[Data items]
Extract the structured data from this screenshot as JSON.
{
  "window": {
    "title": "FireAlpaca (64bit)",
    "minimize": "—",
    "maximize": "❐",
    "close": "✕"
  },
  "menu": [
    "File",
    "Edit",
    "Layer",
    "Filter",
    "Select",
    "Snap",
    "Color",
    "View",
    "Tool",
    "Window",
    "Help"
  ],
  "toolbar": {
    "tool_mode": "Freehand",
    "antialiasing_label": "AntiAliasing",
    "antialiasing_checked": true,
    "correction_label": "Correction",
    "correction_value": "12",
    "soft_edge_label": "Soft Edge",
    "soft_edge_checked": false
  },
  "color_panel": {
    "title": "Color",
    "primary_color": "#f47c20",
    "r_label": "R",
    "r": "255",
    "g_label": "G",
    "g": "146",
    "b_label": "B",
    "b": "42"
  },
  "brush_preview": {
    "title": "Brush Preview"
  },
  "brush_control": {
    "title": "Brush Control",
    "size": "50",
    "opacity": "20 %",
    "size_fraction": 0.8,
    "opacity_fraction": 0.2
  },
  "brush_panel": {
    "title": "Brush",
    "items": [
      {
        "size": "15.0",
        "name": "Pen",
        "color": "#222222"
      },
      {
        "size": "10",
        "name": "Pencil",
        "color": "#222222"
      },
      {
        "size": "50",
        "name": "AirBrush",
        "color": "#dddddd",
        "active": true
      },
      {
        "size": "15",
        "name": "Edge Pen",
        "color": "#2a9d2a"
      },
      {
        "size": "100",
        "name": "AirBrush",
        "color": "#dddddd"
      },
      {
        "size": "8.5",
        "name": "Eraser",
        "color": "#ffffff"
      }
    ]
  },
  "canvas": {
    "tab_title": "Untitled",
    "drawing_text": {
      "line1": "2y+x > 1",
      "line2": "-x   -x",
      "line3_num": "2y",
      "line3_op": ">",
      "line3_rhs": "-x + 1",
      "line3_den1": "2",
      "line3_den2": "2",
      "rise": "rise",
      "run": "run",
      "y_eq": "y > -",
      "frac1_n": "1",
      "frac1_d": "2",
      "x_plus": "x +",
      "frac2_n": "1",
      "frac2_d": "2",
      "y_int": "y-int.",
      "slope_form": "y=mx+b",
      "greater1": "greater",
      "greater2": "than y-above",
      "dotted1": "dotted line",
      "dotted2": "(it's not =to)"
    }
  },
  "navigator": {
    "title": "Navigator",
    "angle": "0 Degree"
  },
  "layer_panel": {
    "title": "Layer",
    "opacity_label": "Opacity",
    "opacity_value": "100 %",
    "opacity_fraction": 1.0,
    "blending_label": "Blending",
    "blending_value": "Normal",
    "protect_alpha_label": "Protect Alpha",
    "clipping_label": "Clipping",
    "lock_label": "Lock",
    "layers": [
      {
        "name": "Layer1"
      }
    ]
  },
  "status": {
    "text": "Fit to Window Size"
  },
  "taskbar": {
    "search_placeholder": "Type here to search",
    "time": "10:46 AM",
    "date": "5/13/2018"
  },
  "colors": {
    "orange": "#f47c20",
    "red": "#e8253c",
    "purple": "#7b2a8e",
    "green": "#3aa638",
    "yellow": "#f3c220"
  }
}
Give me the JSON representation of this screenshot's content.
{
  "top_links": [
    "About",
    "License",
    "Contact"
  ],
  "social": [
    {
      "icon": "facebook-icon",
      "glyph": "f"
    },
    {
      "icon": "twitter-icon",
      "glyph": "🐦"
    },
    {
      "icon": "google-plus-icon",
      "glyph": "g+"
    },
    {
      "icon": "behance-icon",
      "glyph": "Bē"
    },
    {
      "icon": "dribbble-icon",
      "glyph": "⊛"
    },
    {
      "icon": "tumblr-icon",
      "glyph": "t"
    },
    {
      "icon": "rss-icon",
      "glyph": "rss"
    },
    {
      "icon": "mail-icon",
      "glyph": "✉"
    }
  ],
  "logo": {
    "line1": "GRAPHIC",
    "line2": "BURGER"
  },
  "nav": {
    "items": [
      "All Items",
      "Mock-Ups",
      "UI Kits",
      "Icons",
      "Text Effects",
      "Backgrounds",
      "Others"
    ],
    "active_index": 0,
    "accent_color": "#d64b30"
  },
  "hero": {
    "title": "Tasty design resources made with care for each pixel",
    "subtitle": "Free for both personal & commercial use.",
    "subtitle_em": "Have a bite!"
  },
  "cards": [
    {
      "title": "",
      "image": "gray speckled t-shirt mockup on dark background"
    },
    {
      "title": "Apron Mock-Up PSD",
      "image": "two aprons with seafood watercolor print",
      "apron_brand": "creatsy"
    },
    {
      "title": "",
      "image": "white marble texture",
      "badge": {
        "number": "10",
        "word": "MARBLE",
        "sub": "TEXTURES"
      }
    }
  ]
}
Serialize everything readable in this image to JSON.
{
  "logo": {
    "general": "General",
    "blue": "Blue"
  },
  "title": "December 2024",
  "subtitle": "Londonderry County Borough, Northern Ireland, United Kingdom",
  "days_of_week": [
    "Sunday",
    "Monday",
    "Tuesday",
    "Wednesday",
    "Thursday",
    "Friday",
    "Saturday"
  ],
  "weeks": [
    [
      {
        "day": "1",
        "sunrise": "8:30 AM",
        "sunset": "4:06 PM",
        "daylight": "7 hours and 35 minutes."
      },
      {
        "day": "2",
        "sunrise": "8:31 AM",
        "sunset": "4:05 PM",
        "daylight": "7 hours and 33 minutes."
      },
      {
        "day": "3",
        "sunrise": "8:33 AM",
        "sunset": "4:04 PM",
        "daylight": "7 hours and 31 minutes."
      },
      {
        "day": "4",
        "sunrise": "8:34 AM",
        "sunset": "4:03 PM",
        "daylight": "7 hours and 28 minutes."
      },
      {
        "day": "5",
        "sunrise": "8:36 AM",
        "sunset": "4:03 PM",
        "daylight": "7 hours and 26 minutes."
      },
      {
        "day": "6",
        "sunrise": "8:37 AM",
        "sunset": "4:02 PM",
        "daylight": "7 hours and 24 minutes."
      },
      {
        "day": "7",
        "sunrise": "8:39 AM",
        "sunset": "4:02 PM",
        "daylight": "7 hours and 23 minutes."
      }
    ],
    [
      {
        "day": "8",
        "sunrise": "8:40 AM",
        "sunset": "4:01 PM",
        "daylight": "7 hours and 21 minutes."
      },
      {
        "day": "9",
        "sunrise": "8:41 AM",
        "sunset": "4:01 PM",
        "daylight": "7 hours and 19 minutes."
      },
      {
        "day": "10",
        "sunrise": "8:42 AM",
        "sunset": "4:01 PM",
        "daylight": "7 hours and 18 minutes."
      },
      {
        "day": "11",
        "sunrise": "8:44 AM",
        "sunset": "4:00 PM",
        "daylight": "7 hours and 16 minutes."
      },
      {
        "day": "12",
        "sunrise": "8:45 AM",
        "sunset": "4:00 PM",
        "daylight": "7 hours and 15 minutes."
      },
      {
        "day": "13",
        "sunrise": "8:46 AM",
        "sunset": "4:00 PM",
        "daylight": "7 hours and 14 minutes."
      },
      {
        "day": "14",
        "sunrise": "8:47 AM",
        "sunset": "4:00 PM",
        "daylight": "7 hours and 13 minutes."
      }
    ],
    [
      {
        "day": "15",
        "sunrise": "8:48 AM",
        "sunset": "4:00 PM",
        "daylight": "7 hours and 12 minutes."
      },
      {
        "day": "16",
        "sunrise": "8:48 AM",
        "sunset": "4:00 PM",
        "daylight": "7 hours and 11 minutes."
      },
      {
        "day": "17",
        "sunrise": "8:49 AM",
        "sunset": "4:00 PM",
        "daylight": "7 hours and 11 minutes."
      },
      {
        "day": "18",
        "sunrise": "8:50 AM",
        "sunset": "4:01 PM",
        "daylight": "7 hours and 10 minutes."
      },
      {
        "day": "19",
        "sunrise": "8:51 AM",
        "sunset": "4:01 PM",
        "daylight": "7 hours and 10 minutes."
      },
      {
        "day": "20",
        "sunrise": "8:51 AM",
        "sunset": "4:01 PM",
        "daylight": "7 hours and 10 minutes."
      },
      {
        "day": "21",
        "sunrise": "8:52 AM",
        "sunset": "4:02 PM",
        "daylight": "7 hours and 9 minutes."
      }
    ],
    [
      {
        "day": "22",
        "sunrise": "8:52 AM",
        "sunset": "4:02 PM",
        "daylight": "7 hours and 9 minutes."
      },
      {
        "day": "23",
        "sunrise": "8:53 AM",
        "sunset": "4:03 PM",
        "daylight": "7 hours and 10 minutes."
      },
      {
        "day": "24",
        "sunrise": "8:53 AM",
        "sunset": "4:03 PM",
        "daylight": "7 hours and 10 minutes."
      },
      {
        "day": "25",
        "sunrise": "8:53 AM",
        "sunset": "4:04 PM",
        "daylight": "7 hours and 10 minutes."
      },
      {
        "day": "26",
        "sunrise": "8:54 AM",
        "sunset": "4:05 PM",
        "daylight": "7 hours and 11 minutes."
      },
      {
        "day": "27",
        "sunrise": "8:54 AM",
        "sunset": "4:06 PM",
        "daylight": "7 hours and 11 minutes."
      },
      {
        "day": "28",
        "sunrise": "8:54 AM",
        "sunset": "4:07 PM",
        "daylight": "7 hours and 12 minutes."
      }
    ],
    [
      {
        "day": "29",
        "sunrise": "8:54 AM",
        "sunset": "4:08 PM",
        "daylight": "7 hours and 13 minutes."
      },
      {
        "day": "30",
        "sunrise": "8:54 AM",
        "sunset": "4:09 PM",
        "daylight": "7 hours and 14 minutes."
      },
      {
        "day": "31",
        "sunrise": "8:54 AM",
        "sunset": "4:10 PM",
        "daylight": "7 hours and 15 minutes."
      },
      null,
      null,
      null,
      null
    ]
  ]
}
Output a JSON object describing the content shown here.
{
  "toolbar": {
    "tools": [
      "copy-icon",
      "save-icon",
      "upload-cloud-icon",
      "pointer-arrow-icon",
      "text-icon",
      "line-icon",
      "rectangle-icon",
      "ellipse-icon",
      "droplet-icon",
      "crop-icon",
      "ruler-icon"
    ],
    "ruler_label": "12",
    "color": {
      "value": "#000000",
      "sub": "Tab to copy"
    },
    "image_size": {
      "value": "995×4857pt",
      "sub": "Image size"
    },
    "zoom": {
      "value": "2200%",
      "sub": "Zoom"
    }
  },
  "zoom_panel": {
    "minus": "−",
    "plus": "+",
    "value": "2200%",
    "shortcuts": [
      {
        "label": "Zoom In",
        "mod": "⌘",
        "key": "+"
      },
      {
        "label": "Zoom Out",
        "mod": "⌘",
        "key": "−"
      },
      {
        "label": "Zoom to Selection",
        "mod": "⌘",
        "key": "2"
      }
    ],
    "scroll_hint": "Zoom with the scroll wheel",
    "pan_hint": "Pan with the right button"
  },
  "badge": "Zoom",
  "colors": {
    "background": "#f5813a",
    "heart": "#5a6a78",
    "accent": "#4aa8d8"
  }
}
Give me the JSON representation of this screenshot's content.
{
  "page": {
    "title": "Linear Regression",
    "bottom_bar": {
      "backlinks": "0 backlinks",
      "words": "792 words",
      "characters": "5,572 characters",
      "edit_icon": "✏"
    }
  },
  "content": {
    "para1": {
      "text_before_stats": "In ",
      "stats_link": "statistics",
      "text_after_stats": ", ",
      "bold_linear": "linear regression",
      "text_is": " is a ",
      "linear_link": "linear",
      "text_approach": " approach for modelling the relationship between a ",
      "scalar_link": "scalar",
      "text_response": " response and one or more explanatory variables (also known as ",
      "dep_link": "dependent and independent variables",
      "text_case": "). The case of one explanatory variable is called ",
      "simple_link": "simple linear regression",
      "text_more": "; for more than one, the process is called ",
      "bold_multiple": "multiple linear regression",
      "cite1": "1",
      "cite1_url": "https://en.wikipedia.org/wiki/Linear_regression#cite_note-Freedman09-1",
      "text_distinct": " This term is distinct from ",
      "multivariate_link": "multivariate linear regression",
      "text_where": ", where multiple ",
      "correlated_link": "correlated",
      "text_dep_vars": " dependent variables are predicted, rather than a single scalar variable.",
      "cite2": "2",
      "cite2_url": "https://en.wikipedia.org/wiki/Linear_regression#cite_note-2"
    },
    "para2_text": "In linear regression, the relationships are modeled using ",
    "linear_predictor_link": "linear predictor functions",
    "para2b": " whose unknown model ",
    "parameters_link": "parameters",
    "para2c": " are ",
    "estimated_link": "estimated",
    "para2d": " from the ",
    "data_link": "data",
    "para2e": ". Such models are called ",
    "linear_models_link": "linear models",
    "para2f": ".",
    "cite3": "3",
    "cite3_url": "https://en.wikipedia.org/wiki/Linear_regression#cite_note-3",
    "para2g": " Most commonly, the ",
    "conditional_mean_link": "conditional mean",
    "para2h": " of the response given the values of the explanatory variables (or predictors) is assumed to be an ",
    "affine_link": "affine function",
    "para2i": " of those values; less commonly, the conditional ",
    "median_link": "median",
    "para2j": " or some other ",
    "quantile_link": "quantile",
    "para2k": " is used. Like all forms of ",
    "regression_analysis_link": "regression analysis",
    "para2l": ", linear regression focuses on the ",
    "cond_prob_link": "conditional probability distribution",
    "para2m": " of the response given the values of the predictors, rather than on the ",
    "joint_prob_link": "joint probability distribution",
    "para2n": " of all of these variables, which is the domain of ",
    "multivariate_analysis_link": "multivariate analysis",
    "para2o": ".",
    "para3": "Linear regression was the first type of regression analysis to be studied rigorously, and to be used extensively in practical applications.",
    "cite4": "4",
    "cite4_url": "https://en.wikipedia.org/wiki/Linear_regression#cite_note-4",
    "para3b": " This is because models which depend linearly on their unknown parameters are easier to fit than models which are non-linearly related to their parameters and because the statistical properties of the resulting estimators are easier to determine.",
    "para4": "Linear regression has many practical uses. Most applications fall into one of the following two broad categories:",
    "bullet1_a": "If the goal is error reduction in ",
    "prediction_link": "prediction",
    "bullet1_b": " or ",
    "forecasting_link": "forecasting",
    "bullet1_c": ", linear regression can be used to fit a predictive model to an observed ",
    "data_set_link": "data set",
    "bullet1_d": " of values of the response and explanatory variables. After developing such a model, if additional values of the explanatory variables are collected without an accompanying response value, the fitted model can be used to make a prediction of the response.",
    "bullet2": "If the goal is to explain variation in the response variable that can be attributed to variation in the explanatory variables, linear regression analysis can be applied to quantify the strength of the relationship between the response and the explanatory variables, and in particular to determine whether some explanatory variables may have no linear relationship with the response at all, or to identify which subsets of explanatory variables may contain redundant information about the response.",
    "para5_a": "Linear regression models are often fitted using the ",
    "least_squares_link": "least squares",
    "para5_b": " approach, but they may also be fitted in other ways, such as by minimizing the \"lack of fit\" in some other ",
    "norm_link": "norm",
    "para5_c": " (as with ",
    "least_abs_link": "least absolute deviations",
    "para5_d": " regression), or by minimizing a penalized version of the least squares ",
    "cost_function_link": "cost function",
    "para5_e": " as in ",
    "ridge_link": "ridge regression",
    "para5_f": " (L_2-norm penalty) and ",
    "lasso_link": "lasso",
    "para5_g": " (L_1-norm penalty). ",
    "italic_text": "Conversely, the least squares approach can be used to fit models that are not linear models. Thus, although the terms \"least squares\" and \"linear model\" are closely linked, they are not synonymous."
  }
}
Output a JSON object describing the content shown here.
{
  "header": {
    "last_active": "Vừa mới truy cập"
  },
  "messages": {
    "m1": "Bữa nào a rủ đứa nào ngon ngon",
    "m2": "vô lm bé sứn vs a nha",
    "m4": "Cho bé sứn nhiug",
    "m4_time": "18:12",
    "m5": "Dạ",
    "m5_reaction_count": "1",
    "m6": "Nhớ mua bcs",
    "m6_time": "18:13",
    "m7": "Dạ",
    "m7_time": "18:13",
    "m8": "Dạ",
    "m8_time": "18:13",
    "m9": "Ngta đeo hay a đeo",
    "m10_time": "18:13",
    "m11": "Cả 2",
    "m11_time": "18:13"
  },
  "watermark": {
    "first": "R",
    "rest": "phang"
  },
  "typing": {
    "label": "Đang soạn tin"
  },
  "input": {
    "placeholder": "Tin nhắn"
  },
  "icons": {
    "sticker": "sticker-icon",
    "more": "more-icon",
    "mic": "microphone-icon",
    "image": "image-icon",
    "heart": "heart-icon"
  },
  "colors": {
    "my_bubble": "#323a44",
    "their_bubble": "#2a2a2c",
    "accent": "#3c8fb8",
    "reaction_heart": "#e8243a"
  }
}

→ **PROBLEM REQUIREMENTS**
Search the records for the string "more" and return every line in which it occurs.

→ **OUTPUT**
      "text_response": " response and one or more explanatory variables (also known as ",
      "text_more": "; for more than one, the process is called ",
    "more": "more-icon",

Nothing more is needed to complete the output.